“The results are mixed,” he noted. “Unless you change the core, that little speedboat you send out is not helpful.”

Gupta then took attendees through cases from Amazon, Best Buy, and US Foods, highlighting how these companies adopted digitally to meet shifting consumer demands, noting key takeaways along the way.

To conclude, Gupta highlighted the importance of cross-industry collaboration, a point showcasing the value of arenas such as AmCham’s cross-industry forums.

“The best learning comes from looking across industries. If you just look in your industry, it’s easy to stay second best as you’re simply following the leader.”

Key Takeaways

Industry boundaries are getting blurred

The rules of strategy development are changing, shifting from the one product – one customer model to the multiple products / multiple customer model

Think about how you can leverage your core strengths to expand into new industries

Start with customer pain points and work backwards

Panel Discussion: Digital Strategy from the Norwegian Perspective

Gupta was then joined by Cisco’s Trine Strømsnes, Microsoft’s Christopher Frenning, and DNB’s Rasmus Aage Figenschou for a panel discussion moderated by Next Step’s Jennifer Vessels.

Panelists first focused on the importance of management in adapting to digitalization trends, with Strømsnes noting, “Technology is not a bolt on. It’s an integrated part of any business, and it’s critical management teams see it as a core focus area – not just something for the CTO or IT department.

The scope of the discussion then expanded to broader digitalization trends, including what Microsoft’s Frenning termed the “democratization of technology.”

“We have watched as technology has become truly democratized over the past 20 years,” he began, concluding by noting, “Tech that used to only be available to the largest companies are now being used by three-person startups. And now it is going beyond that – the next level of innovation will come from users themselves.”

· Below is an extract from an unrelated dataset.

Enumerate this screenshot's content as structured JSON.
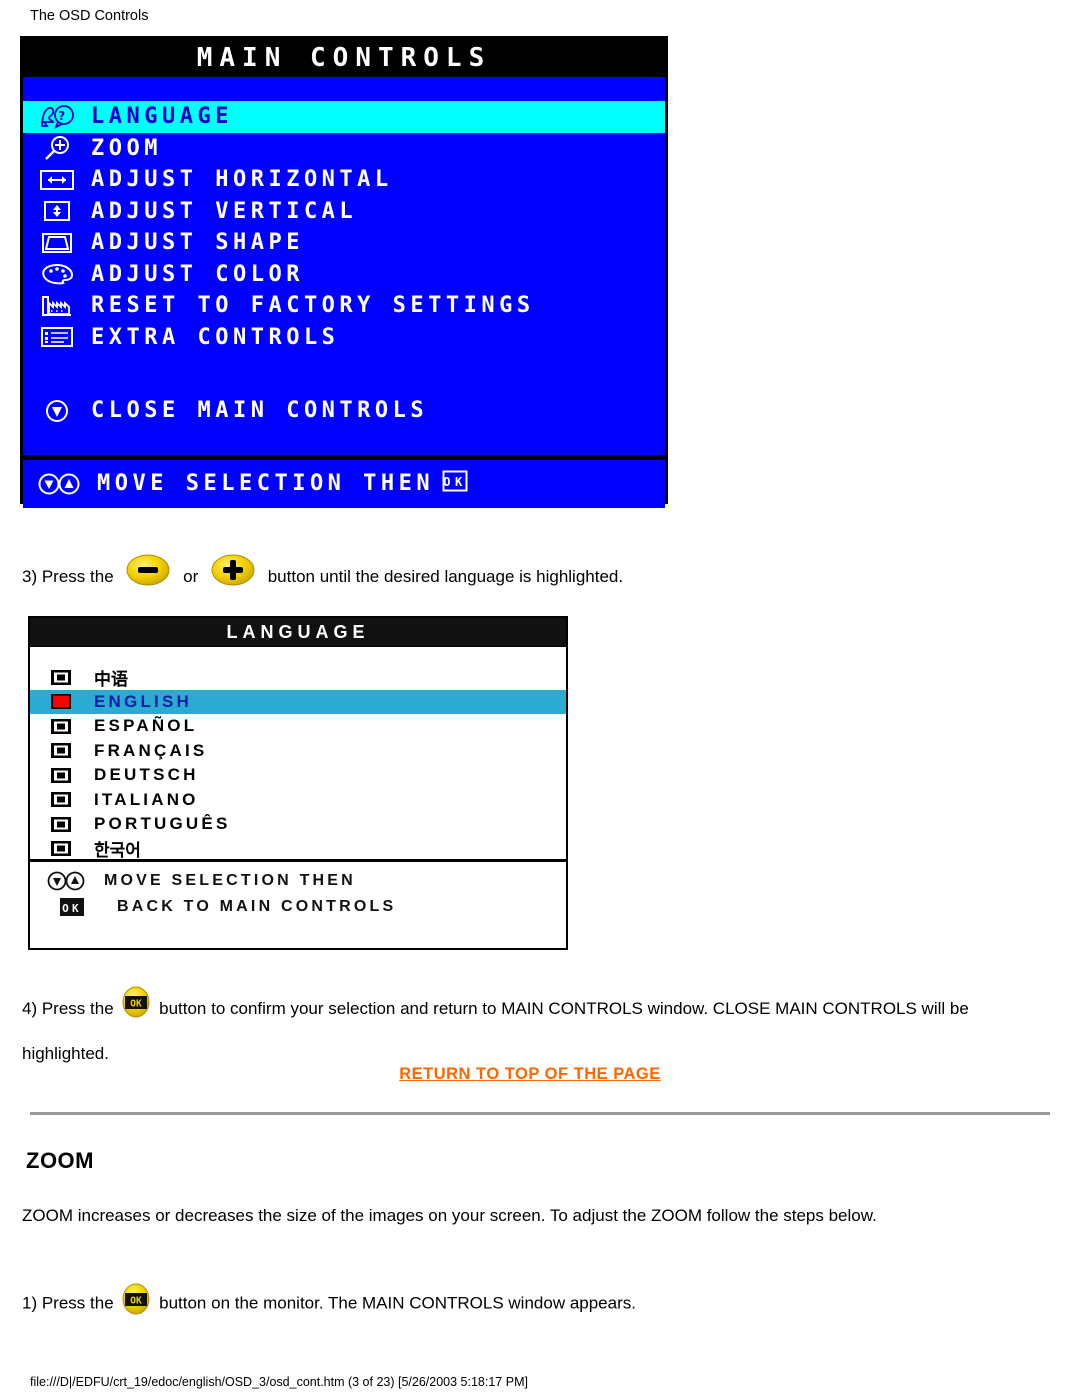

The discussion then shifted to the challenge of adapting regulatory frameworks to the quickening pace of technological innovation. A core issue in that debate, according to DNB’s Figenschou, is a lack of consumer knowledge regarding the platforms they interact with, “We as users have not quite understood that tech is moving faster than ever, faster than the ability of consumers to understand who the relationships with, both in terms of data and money.”

“The Norwegian ‘dugnad spirit’ translates to companies, too. We know we can be vulnerable. We can ask for help. We can say we don’t know the answer. That allows us to take leaps and fail fast, learning from our mistakes in ways that really propel the innovation ecosystem here in Norway forward.”

Christopher Frenning


About the AmCham Digitalization Forum

The AmCham Digitalization Forum Series was initiated in 2016 in response to wide interest from AmCham member company leaders in better understanding the challenges and opportunities of today’s digital business environment. From sharing best practices to exploring how different member companies have implemented digital transformations, the series aims to foster confidence, inspire collaboration, and promote cross-industry dialogue across the Norwegian-American business community.